The next phase is the time when the colt goes along on a cattle gathering with a team of experienced horses. With time he gets to sort cattle in the pen, then maybe learn to handle a rope, open and close gates, and gallop down a fence to return a bunch quitter to the herd.

After that, not too much will bother our young recruit.

A friend who trained hunting dogs once told me that once you have taught a dog a certain lesson, you need to repeat it in four different locations. I believe this is true for horses as well. A horse that you plan to take to a show or to a parade, or other event needs to have seen different country, and learned that trust in the rider.

Of course this process can’t happen in just thirty days. That’s why it takes a couple of years to “finish” a ranch horse or a recreational horse. Multiply that times three or more for a dressage horse, or a reiner.

In all this phase of training which is known as the “campaign” or “outside” phase, safety is the watchword. Remember; it’s a long walk back to the house!

Or put another way, a cowboy who gets bucked off out in the pasture gets even by making the colt walk home by himself!

Your Number

When I was a teenage cowboy wannabe (instead of a middle age cowboy wannabe) the old rascals I used to hang out with would share their “wisdom” with me.

Picture a scrawny leather faced hossman sitting cross legged with one skinny leg dangling down with the pants cuff turned up being used for an ashtray. He tapped ash off his hand rolled Bull Durham into his cuff, and took a deep breath, and pontificated:

“ya cain’t kill a man til his number’s up! Hit don’t matter if’n yore a’ Layin’ up in yer bedroll, er forkin’ a green eyed owl headed bronc. When yer number’s up the Boss is gonna call you home!”

Well, now we hear about folk rushing the beat. One that passed from us this week was a man I admired much, Anthony Bourdain.

They say he took his own life. I was really sad to hear it. But I am also dumbfounded. Partly because I’m way too chicken to do myself in.

It’d probably fail, anyway. Then I’d be a cripple, even more than I am.

But, we’ve lost a guy who tried to stitch a torn world back together with food and drink.

His medium was TV and he was so genuine and straightforward. He went to “parts unknown” places we rarely hear about.

Some of his destinations were those that we call “enemies”. He ate their ethnic food, and drank with them, and recorded their stories.

He opened our minds, and our hearts. We saw ourselves in people we may not have otherwise known even existed.

I can see his smile and hear his narrative even now. Even though I never knew him personally, I felt like he was a friend. Warts and all, he just put himself out there like he was.
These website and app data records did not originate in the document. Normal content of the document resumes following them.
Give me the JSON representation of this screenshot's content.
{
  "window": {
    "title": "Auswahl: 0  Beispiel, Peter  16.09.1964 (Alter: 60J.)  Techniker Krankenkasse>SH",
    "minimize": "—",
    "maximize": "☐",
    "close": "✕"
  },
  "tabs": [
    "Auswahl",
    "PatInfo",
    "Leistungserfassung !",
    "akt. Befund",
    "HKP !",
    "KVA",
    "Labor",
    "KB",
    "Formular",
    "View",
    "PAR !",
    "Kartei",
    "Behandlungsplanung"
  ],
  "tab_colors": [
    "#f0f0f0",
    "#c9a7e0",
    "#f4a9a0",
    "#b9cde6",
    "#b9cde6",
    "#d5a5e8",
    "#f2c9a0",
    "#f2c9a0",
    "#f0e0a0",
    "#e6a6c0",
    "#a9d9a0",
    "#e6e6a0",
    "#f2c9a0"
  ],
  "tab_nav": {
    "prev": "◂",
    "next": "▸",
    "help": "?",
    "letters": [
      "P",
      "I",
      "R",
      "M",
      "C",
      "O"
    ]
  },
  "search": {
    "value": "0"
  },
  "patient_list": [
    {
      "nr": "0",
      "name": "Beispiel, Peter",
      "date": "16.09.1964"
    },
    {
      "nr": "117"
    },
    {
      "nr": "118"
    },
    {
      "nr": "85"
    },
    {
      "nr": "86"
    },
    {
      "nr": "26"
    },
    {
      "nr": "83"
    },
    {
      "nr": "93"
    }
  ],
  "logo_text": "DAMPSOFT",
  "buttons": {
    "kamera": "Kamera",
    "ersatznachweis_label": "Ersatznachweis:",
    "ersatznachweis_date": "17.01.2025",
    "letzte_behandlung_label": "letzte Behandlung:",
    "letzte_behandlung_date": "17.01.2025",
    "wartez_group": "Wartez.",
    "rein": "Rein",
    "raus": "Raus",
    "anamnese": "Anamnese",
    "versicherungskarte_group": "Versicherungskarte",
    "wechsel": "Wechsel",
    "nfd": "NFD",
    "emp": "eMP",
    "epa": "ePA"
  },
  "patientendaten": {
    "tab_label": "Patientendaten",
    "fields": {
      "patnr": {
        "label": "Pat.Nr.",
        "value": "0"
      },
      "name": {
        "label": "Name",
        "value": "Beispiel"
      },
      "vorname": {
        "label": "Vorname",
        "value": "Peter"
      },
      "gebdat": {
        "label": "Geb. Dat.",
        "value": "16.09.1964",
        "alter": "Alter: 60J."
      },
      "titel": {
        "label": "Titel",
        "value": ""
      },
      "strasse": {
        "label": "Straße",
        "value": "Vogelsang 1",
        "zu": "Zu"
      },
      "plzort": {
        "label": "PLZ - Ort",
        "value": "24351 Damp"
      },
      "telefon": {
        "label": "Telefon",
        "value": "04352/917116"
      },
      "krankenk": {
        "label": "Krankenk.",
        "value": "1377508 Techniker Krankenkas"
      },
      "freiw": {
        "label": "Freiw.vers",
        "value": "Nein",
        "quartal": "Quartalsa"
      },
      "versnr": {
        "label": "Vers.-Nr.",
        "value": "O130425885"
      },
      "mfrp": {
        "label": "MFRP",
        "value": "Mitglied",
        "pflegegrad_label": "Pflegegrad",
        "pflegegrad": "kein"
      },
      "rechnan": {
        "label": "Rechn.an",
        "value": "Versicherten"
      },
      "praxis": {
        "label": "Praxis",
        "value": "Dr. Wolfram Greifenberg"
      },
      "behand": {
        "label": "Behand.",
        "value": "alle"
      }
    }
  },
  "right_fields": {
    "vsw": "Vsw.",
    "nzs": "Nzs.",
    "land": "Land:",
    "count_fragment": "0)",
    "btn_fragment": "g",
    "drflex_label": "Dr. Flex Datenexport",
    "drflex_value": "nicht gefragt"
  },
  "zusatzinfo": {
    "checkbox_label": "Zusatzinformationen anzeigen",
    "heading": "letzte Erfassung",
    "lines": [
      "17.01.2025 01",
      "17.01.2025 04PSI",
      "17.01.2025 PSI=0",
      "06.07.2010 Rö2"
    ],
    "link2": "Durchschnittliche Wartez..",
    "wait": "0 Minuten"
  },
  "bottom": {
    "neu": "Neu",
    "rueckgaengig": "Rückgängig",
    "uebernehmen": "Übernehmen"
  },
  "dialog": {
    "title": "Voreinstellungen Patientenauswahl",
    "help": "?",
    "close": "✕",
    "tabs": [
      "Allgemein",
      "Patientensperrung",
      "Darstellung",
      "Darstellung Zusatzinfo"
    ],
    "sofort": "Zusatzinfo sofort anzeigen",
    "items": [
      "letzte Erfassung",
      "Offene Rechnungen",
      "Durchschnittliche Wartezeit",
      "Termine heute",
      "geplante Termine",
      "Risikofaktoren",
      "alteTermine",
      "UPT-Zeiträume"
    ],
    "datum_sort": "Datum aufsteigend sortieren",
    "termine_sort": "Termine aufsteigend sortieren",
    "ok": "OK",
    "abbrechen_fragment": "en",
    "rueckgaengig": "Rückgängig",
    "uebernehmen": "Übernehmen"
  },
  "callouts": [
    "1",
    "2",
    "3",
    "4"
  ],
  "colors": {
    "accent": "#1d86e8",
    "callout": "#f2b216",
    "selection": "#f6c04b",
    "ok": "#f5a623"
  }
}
I feel like we need more of him. But he’s gone. His example can live on, however, because we can look at others the way he did.

Like my mamma said “we’re all just folks, more alike than different.” Anthony showed us that. Thanks pard, adios!